[Provided entries Boundary: Start]

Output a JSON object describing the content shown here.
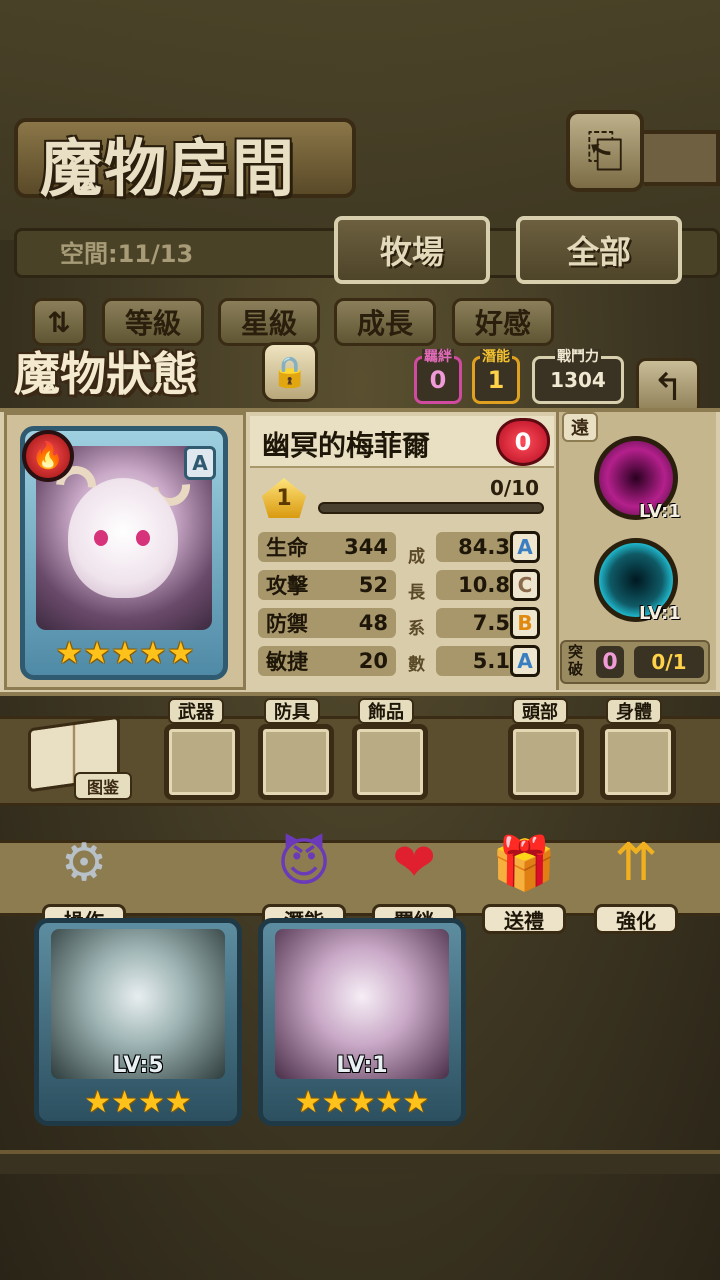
{
  "header": {
    "title": "魔物房間",
    "back_icon": "return-arrow-icon"
  },
  "tabs": {
    "space_label": "空間:11/13",
    "items": [
      {
        "label": "牧場"
      },
      {
        "label": "全部"
      }
    ]
  },
  "sort": {
    "items": [
      {
        "label": "等級"
      },
      {
        "label": "星級"
      },
      {
        "label": "成長"
      },
      {
        "label": "好感"
      }
    ]
  },
  "status": {
    "title": "魔物狀態",
    "bond_label": "羈絆",
    "bond_value": "0",
    "potential_label": "潛能",
    "potential_value": "1",
    "power_label": "戰鬥力",
    "power_value": "1304"
  },
  "monster": {
    "name": "幽冥的梅菲爾",
    "affection": "0",
    "rank": "A",
    "star_count": 5,
    "level_badge": "1",
    "exp_text": "0/10",
    "exp_fraction": 0.0,
    "element_color": "#e0312f",
    "stats": [
      {
        "label": "生命",
        "value": "344",
        "growth": "84.3",
        "grade": "A",
        "grade_color": "#3a7fc1"
      },
      {
        "label": "攻擊",
        "value": "52",
        "growth": "10.8",
        "grade": "C",
        "grade_color": "#8a6a4a"
      },
      {
        "label": "防禦",
        "value": "48",
        "growth": "7.5",
        "grade": "B",
        "grade_color": "#e08a10"
      },
      {
        "label": "敏捷",
        "value": "20",
        "growth": "5.1",
        "grade": "A",
        "grade_color": "#3a7fc1"
      }
    ],
    "growth_chars": [
      "成",
      "長",
      "系",
      "數"
    ]
  },
  "skills": {
    "range_tag": "遠",
    "items": [
      {
        "level": "LV:1",
        "color": "#b4208c"
      },
      {
        "level": "LV:1",
        "color": "#1fb4c8"
      }
    ],
    "break_label": "突破",
    "break_value": "0",
    "break_progress": "0/1"
  },
  "equipment": {
    "book_label": "图鉴",
    "slots": [
      {
        "label": "武器"
      },
      {
        "label": "防具"
      },
      {
        "label": "飾品"
      },
      {
        "label": "頭部"
      },
      {
        "label": "身體"
      }
    ]
  },
  "actions": [
    {
      "label": "操作",
      "icon": "gear-icon"
    },
    {
      "label": "潛能",
      "icon": "demon-icon"
    },
    {
      "label": "羈絆",
      "icon": "hearts-icon"
    },
    {
      "label": "送禮",
      "icon": "gift-icon"
    },
    {
      "label": "強化",
      "icon": "upgrade-arrows-icon"
    }
  ],
  "roster": [
    {
      "level": "LV:5",
      "stars": "★★★★"
    },
    {
      "level": "LV:1",
      "stars": "★★★★★"
    }
  ]
}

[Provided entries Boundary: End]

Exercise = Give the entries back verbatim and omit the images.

Answer for this exercise =
Output a JSON object describing the content shown here.
{
  "header": {
    "title": "魔物房間",
    "back_icon": "return-arrow-icon"
  },
  "tabs": {
    "space_label": "空間:11/13",
    "items": [
      {
        "label": "牧場"
      },
      {
        "label": "全部"
      }
    ]
  },
  "sort": {
    "items": [
      {
        "label": "等級"
      },
      {
        "label": "星級"
      },
      {
        "label": "成長"
      },
      {
        "label": "好感"
      }
    ]
  },
  "status": {
    "title": "魔物狀態",
    "bond_label": "羈絆",
    "bond_value": "0",
    "potential_label": "潛能",
    "potential_value": "1",
    "power_label": "戰鬥力",
    "power_value": "1304"
  },
  "monster": {
    "name": "幽冥的梅菲爾",
    "affection": "0",
    "rank": "A",
    "star_count": 5,
    "level_badge": "1",
    "exp_text": "0/10",
    "exp_fraction": 0.0,
    "element_color": "#e0312f",
    "stats": [
      {
        "label": "生命",
        "value": "344",
        "growth": "84.3",
        "grade": "A",
        "grade_color": "#3a7fc1"
      },
      {
        "label": "攻擊",
        "value": "52",
        "growth": "10.8",
        "grade": "C",
        "grade_color": "#8a6a4a"
      },
      {
        "label": "防禦",
        "value": "48",
        "growth": "7.5",
        "grade": "B",
        "grade_color": "#e08a10"
      },
      {
        "label": "敏捷",
        "value": "20",
        "growth": "5.1",
        "grade": "A",
        "grade_color": "#3a7fc1"
      }
    ],
    "growth_chars": [
      "成",
      "長",
      "系",
      "數"
    ]
  },
  "skills": {
    "range_tag": "遠",
    "items": [
      {
        "level": "LV:1",
        "color": "#b4208c"
      },
      {
        "level": "LV:1",
        "color": "#1fb4c8"
      }
    ],
    "break_label": "突破",
    "break_value": "0",
    "break_progress": "0/1"
  },
  "equipment": {
    "book_label": "图鉴",
    "slots": [
      {
        "label": "武器"
      },
      {
        "label": "防具"
      },
      {
        "label": "飾品"
      },
      {
        "label": "頭部"
      },
      {
        "label": "身體"
      }
    ]
  },
  "actions": [
    {
      "label": "操作",
      "icon": "gear-icon"
    },
    {
      "label": "潛能",
      "icon": "demon-icon"
    },
    {
      "label": "羈絆",
      "icon": "hearts-icon"
    },
    {
      "label": "送禮",
      "icon": "gift-icon"
    },
    {
      "label": "強化",
      "icon": "upgrade-arrows-icon"
    }
  ],
  "roster": [
    {
      "level": "LV:5",
      "stars": "★★★★"
    },
    {
      "level": "LV:1",
      "stars": "★★★★★"
    }
  ]
}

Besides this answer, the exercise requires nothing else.